Work to be completed
Scan the records below for the word "Estudio". Copy each line where it appears.

(Provided information)

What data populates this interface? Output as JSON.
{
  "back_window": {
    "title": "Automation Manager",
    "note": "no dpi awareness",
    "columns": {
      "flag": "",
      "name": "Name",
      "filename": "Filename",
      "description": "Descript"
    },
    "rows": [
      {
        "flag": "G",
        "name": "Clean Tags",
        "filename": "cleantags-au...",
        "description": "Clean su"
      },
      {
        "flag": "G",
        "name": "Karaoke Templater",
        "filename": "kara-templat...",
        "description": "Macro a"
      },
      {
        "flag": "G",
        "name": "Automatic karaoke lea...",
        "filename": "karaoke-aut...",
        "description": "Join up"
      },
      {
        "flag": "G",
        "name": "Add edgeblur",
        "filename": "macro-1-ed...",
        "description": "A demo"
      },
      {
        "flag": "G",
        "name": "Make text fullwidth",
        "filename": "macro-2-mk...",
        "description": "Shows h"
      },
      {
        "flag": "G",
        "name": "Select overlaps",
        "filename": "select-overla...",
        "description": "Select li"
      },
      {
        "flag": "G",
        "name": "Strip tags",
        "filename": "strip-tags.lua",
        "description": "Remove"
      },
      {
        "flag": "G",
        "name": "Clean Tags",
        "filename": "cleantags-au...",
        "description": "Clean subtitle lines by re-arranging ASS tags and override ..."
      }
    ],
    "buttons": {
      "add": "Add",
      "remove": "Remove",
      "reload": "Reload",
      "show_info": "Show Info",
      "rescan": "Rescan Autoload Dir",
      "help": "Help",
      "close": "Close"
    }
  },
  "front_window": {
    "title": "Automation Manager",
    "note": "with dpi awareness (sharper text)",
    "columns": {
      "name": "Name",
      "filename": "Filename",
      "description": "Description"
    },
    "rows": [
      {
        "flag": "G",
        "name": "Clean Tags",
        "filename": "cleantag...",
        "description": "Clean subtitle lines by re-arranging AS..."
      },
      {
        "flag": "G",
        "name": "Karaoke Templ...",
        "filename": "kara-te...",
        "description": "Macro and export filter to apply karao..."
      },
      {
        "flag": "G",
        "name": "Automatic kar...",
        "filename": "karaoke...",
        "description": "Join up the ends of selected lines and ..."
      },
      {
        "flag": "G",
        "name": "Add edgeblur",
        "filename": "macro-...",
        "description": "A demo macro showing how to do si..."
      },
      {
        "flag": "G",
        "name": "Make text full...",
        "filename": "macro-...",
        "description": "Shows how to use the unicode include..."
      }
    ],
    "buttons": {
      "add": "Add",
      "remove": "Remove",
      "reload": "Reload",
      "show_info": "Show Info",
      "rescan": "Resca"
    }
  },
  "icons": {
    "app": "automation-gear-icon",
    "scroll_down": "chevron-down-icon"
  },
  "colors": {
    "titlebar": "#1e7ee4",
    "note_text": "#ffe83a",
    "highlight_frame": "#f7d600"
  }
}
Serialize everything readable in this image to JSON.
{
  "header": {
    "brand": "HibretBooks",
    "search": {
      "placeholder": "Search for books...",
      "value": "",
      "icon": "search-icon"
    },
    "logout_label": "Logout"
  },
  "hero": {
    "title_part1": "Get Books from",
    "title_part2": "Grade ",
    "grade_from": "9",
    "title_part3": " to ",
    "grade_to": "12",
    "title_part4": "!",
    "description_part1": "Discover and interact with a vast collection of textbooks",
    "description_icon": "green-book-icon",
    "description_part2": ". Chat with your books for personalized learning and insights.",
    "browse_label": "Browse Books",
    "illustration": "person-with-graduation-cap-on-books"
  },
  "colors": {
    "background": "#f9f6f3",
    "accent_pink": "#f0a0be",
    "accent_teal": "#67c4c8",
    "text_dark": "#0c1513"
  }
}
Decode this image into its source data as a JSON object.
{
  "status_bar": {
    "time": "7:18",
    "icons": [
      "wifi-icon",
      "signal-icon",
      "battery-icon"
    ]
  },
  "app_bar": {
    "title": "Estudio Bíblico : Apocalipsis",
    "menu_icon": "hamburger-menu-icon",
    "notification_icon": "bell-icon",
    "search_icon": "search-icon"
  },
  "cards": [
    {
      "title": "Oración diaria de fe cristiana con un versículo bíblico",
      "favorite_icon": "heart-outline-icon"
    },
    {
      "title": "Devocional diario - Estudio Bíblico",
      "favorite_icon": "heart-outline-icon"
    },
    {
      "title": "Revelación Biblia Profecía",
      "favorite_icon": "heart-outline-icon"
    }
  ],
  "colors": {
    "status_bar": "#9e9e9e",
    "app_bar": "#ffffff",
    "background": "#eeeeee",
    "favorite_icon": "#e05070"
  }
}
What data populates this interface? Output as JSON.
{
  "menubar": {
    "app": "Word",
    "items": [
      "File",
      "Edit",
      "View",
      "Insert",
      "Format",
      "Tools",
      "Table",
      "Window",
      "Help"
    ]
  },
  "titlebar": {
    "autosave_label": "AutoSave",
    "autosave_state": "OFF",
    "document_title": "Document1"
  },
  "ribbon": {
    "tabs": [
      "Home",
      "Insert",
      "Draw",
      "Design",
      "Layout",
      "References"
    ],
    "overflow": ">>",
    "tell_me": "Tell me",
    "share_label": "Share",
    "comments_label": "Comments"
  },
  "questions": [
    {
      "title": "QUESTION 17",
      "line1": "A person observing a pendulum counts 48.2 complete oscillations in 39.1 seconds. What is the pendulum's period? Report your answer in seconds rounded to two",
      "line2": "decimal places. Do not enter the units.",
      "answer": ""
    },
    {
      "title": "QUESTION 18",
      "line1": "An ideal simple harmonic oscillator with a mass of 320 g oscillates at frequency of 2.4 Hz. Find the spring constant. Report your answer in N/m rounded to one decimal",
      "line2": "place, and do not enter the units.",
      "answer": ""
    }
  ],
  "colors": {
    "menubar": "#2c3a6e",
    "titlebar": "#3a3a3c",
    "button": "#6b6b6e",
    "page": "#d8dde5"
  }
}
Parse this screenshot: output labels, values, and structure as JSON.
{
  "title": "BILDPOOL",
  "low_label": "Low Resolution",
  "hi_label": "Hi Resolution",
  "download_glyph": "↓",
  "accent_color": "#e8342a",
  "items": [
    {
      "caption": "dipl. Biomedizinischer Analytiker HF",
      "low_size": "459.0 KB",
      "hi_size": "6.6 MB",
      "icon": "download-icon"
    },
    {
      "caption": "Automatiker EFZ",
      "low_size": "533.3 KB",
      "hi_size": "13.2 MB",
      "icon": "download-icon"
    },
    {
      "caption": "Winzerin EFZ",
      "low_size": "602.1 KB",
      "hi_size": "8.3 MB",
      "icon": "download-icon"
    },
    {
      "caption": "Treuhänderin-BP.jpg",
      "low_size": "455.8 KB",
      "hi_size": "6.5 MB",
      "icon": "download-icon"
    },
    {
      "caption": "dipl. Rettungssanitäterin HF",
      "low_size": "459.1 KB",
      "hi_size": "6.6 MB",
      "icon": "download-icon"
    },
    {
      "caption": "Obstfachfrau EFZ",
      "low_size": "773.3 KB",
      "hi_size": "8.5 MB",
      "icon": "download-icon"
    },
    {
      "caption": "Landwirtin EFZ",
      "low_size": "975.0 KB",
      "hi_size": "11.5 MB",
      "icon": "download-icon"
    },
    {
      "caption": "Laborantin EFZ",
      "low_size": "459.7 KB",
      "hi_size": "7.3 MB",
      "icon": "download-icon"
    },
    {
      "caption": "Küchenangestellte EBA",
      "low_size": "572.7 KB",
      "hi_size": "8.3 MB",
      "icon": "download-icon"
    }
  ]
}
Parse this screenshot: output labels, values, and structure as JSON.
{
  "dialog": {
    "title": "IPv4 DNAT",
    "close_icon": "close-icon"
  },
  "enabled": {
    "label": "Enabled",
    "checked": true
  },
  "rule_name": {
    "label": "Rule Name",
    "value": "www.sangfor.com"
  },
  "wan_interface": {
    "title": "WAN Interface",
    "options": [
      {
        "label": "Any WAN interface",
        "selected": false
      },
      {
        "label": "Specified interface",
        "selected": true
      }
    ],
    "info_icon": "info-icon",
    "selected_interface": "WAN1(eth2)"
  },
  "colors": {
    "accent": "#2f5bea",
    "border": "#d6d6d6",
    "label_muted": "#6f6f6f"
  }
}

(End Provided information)

Answer to this problem
    "title": "Estudio Bíblico : Apocalipsis",
      "title": "Devocional diario - Estudio Bíblico",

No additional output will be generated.